- Facebook plans to target Oculus users with ads based on their activity on the virtual reality (VR) platform. The ad targeting only affects people who log into Oculus with their Facebook account, per a blog post that also announced new VR social networking features.
- Facebook also will gather information about Oculus activity, including which VR apps people use, to provide social features and to recommend VR content. The personalized suggestions may include Oculus Events that users can attend in a computer-generated environment or ads for VR apps in the Oculus Store, per its blog post.
- The changes don't affect third-party apps and games, or the VR headset's on-device data. Oculus's new social networking features for Facebook users include chats, user-created events, content sharing and parties that others can attend in a computer-generated environment, per the Oculus blog.
Oculus's new social networking features for Facebook users could help mobile marketers to improve their ad targeting on both platforms, which can share data to create more complete user profiles. Because VR environments are entirely computer-generated, every user action can be tracked and recorded to provide more details about real-time consumer behavior. Marketers can harness the information to hyper-personalize ads and measure the response to their campaigns.
Privacy advocates may cringe at the idea that Oculus and Facebook are sharing more user data, but Oculus users can still use the platform without logging into Facebook. Those users will miss out on Oculus's new social features, but they can still use VR apps and attend virtual events without sharing the data with Facebook. As long as users are given some measure of control over how their data are collected and used, they may be comfortable with the company's data-sharing practices.
The disclosures about data-sharing come several months after Facebook was fined $5 billion as part of a settlement with the Federal Trade Commission, which had accused the company of violating of a 2012 order by deceiving users about their ability to control the privacy of their personal information. Facebook also agreed to obey new restrictions and modify its corporate structure to be more accountable for decisions about user privacy.
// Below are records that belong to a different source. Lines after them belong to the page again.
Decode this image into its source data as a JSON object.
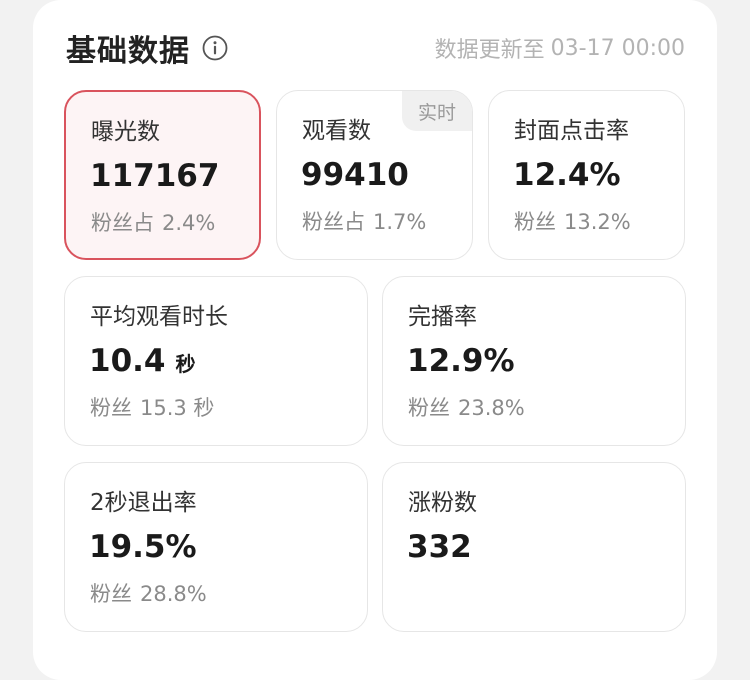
{
  "header": {
    "title": "基础数据",
    "info_icon": "info-circle-icon",
    "update_prefix": "数据更新至",
    "update_time": "03-17 00:00"
  },
  "colors": {
    "selected_border": "#d9535d",
    "selected_bg": "#fdf4f5",
    "card_border": "#e6e6e6",
    "muted_text": "#8a8a8a"
  },
  "cards": [
    {
      "label": "曝光数",
      "value": "117167",
      "unit": "",
      "sub_prefix": "粉丝占",
      "sub_value": "2.4%",
      "selected": true,
      "tag": ""
    },
    {
      "label": "观看数",
      "value": "99410",
      "unit": "",
      "sub_prefix": "粉丝占",
      "sub_value": "1.7%",
      "selected": false,
      "tag": "实时"
    },
    {
      "label": "封面点击率",
      "value": "12.4%",
      "unit": "",
      "sub_prefix": "粉丝",
      "sub_value": "13.2%",
      "selected": false,
      "tag": ""
    },
    {
      "label": "平均观看时长",
      "value": "10.4",
      "unit": "秒",
      "sub_prefix": "粉丝",
      "sub_value": "15.3 秒",
      "selected": false,
      "tag": ""
    },
    {
      "label": "完播率",
      "value": "12.9%",
      "unit": "",
      "sub_prefix": "粉丝",
      "sub_value": "23.8%",
      "selected": false,
      "tag": ""
    },
    {
      "label": "2秒退出率",
      "value": "19.5%",
      "unit": "",
      "sub_prefix": "粉丝",
      "sub_value": "28.8%",
      "selected": false,
      "tag": ""
    },
    {
      "label": "涨粉数",
      "value": "332",
      "unit": "",
      "sub_prefix": "",
      "sub_value": "",
      "selected": false,
      "tag": ""
    }
  ]
}
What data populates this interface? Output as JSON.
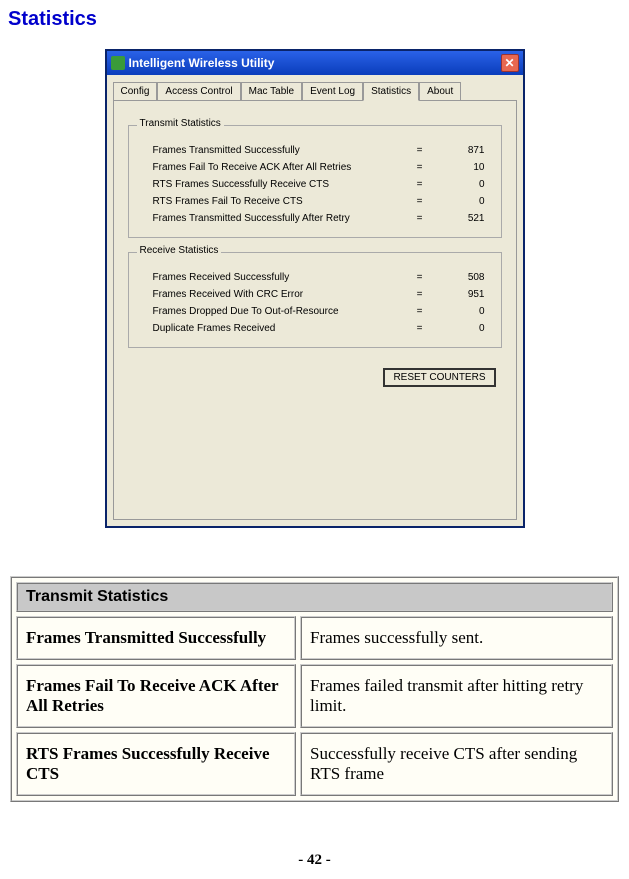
{
  "page_title": "Statistics",
  "window": {
    "title": "Intelligent Wireless Utility",
    "tabs": [
      "Config",
      "Access Control",
      "Mac Table",
      "Event Log",
      "Statistics",
      "About"
    ],
    "active_tab": "Statistics",
    "transmit": {
      "title": "Transmit Statistics",
      "rows": [
        {
          "label": "Frames Transmitted Successfully",
          "value": "871"
        },
        {
          "label": "Frames Fail To Receive ACK After All Retries",
          "value": "10"
        },
        {
          "label": "RTS Frames Successfully Receive CTS",
          "value": "0"
        },
        {
          "label": "RTS Frames Fail To Receive CTS",
          "value": "0"
        },
        {
          "label": "Frames Transmitted Successfully After Retry",
          "value": "521"
        }
      ]
    },
    "receive": {
      "title": "Receive Statistics",
      "rows": [
        {
          "label": "Frames Received Successfully",
          "value": "508"
        },
        {
          "label": "Frames Received With CRC Error",
          "value": "951"
        },
        {
          "label": "Frames Dropped Due To Out-of-Resource",
          "value": "0"
        },
        {
          "label": "Duplicate Frames Received",
          "value": "0"
        }
      ]
    },
    "reset_button": "RESET COUNTERS"
  },
  "definitions": {
    "header": "Transmit Statistics",
    "rows": [
      {
        "term": "Frames Transmitted Successfully",
        "desc": "Frames successfully sent."
      },
      {
        "term": "Frames Fail To Receive ACK After All Retries",
        "desc": "Frames failed transmit after hitting retry limit."
      },
      {
        "term": "RTS Frames Successfully Receive CTS",
        "desc": "Successfully receive CTS after sending RTS frame"
      }
    ]
  },
  "page_number": "- 42 -"
}
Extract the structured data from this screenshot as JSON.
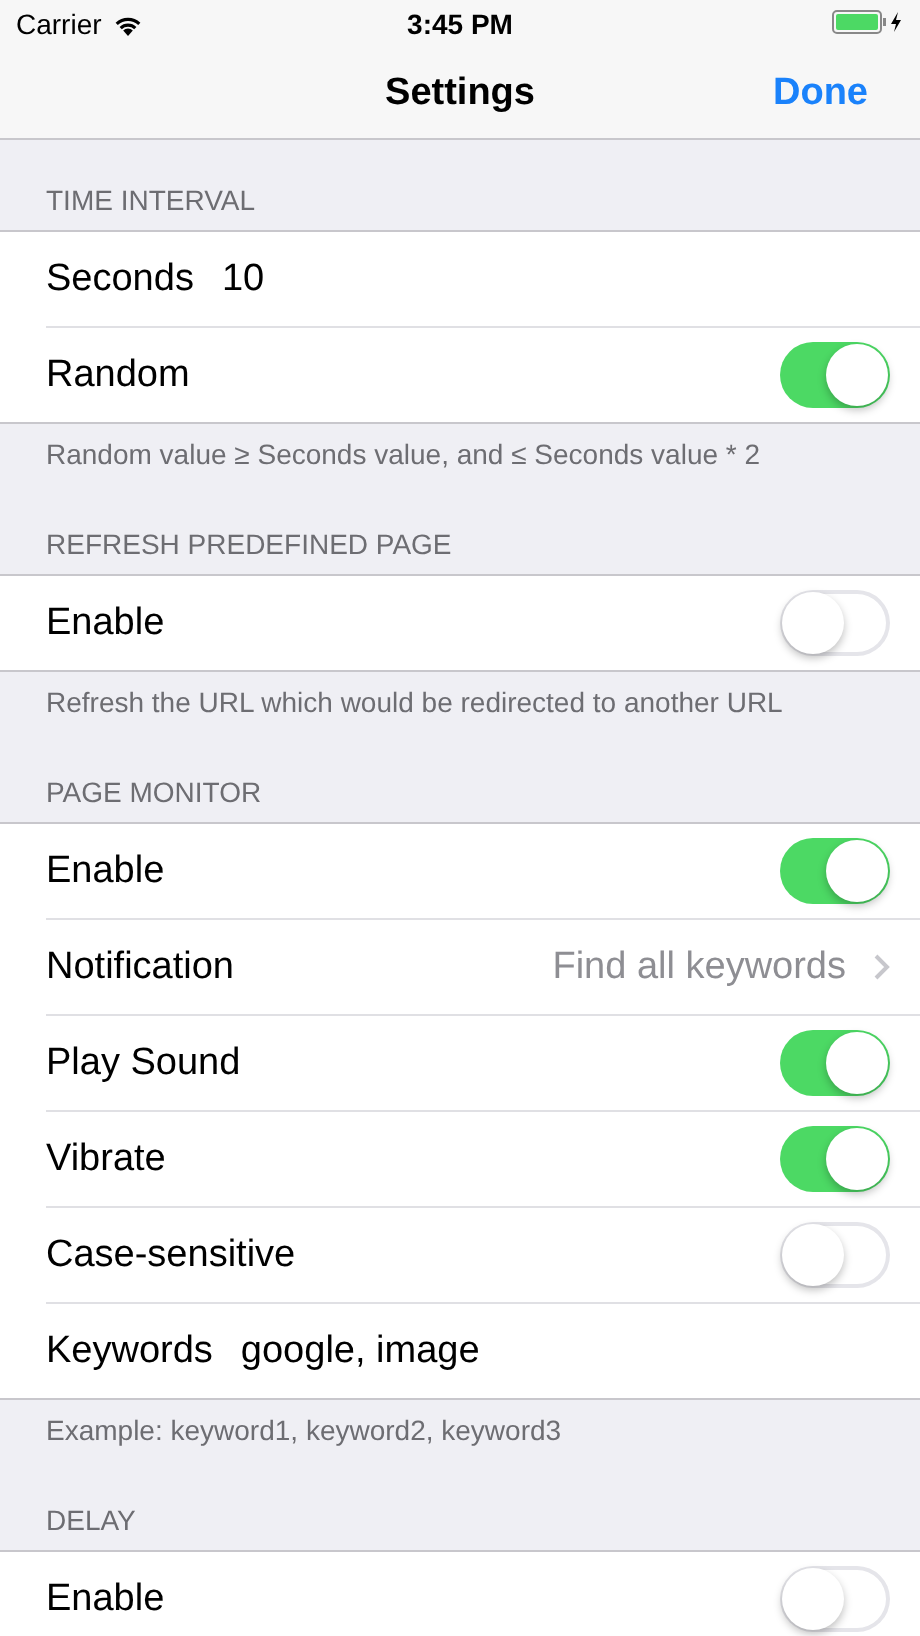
{
  "status_bar": {
    "carrier": "Carrier",
    "time": "3:45 PM"
  },
  "nav": {
    "title": "Settings",
    "done": "Done"
  },
  "sections": [
    {
      "header": "TIME INTERVAL",
      "footer": "Random value ≥ Seconds value, and ≤ Seconds value * 2",
      "rows": [
        {
          "kind": "value",
          "label": "Seconds",
          "value": "10"
        },
        {
          "kind": "toggle",
          "label": "Random",
          "on": true
        }
      ]
    },
    {
      "header": "REFRESH PREDEFINED PAGE",
      "footer": "Refresh the URL which would be redirected to another URL",
      "rows": [
        {
          "kind": "toggle",
          "label": "Enable",
          "on": false
        }
      ]
    },
    {
      "header": "PAGE MONITOR",
      "footer": "Example: keyword1, keyword2, keyword3",
      "rows": [
        {
          "kind": "toggle",
          "label": "Enable",
          "on": true
        },
        {
          "kind": "disclosure",
          "label": "Notification",
          "detail": "Find all keywords"
        },
        {
          "kind": "toggle",
          "label": "Play Sound",
          "on": true
        },
        {
          "kind": "toggle",
          "label": "Vibrate",
          "on": true
        },
        {
          "kind": "toggle",
          "label": "Case-sensitive",
          "on": false
        },
        {
          "kind": "value",
          "label": "Keywords",
          "value": "google, image"
        }
      ]
    },
    {
      "header": "DELAY",
      "rows": [
        {
          "kind": "toggle",
          "label": "Enable",
          "on": false
        }
      ]
    }
  ]
}
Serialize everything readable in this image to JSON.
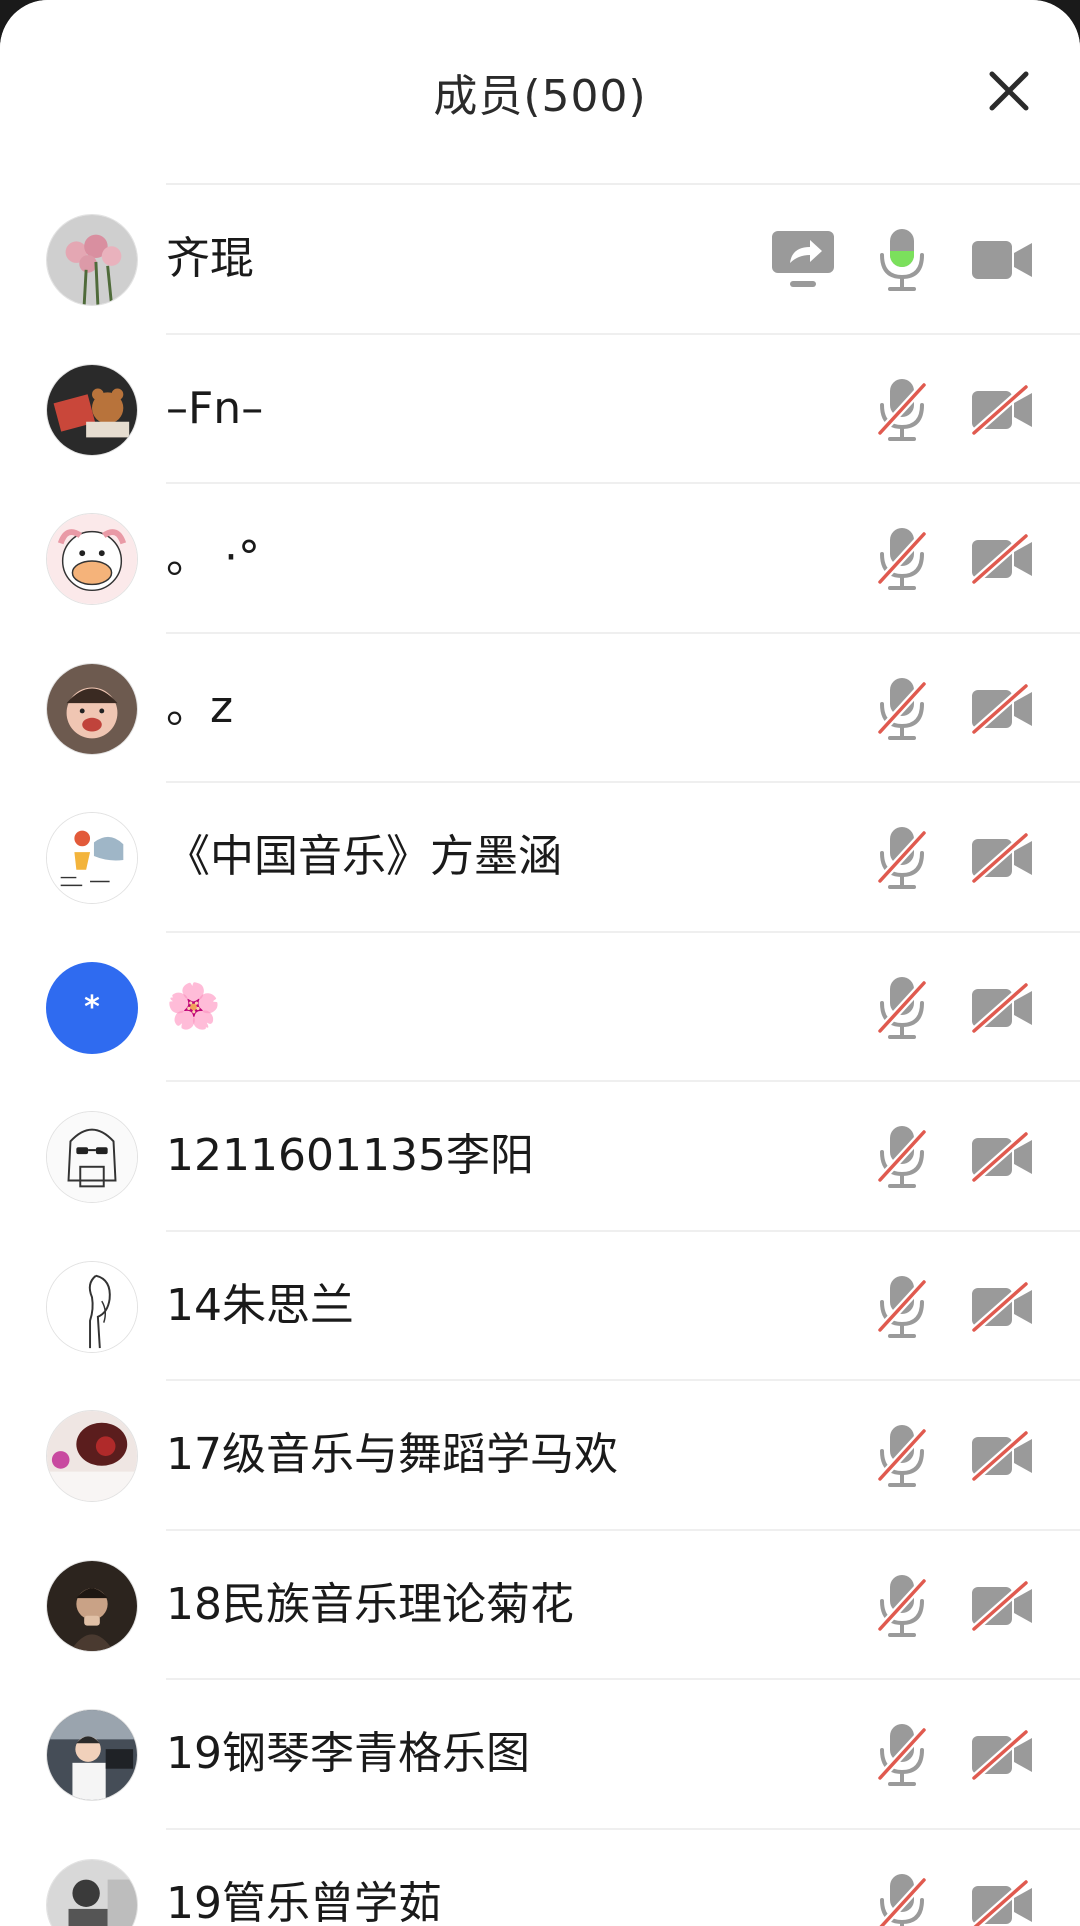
{
  "header": {
    "title": "成员(500)"
  },
  "colors": {
    "muted_icon": "#9a9a9a",
    "slash_red": "#e05a4f",
    "mic_active": "#7be05c",
    "avatar_blue": "#2f6bf0"
  },
  "members": [
    {
      "name": "齐琨",
      "avatar": "flowers-avatar",
      "screen_share": true,
      "mic": "active",
      "camera": "off"
    },
    {
      "name": "–Fn–",
      "avatar": "bear-avatar",
      "screen_share": false,
      "mic": "muted",
      "camera": "disabled"
    },
    {
      "name": "。 ·°",
      "avatar": "cartoon-duck-avatar",
      "screen_share": false,
      "mic": "muted",
      "camera": "disabled"
    },
    {
      "name": "。z",
      "avatar": "child-photo-avatar",
      "screen_share": false,
      "mic": "muted",
      "camera": "disabled"
    },
    {
      "name": "《中国音乐》方墨涵",
      "avatar": "sketch-avatar",
      "screen_share": false,
      "mic": "muted",
      "camera": "disabled"
    },
    {
      "name": "🌸",
      "avatar": "blue-asterisk-avatar",
      "avatar_text": "*",
      "screen_share": false,
      "mic": "muted",
      "camera": "disabled"
    },
    {
      "name": "1211601135李阳",
      "avatar": "sunglasses-girl-avatar",
      "screen_share": false,
      "mic": "muted",
      "camera": "disabled"
    },
    {
      "name": "14朱思兰",
      "avatar": "line-art-girl-avatar",
      "screen_share": false,
      "mic": "muted",
      "camera": "disabled"
    },
    {
      "name": "17级音乐与舞蹈学马欢",
      "avatar": "red-flower-avatar",
      "screen_share": false,
      "mic": "muted",
      "camera": "disabled"
    },
    {
      "name": "18民族音乐理论菊花",
      "avatar": "dark-portrait-avatar",
      "screen_share": false,
      "mic": "muted",
      "camera": "disabled"
    },
    {
      "name": "19钢琴李青格乐图",
      "avatar": "kid-in-car-avatar",
      "screen_share": false,
      "mic": "muted",
      "camera": "disabled"
    },
    {
      "name": "19管乐曾学茹",
      "avatar": "bw-photo-avatar",
      "screen_share": false,
      "mic": "muted",
      "camera": "disabled"
    }
  ]
}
Facebook acquired Oculus in 2014 for $2 billion, but the VR platform has never generated much buzz. However, the company continues to experiment and incubate new tools via its secretive New Product Experimentation (NPE) Team. The NPE Team is reportedly working on a range of apps and software for travel, podcasts, enterprises and newsletter tools.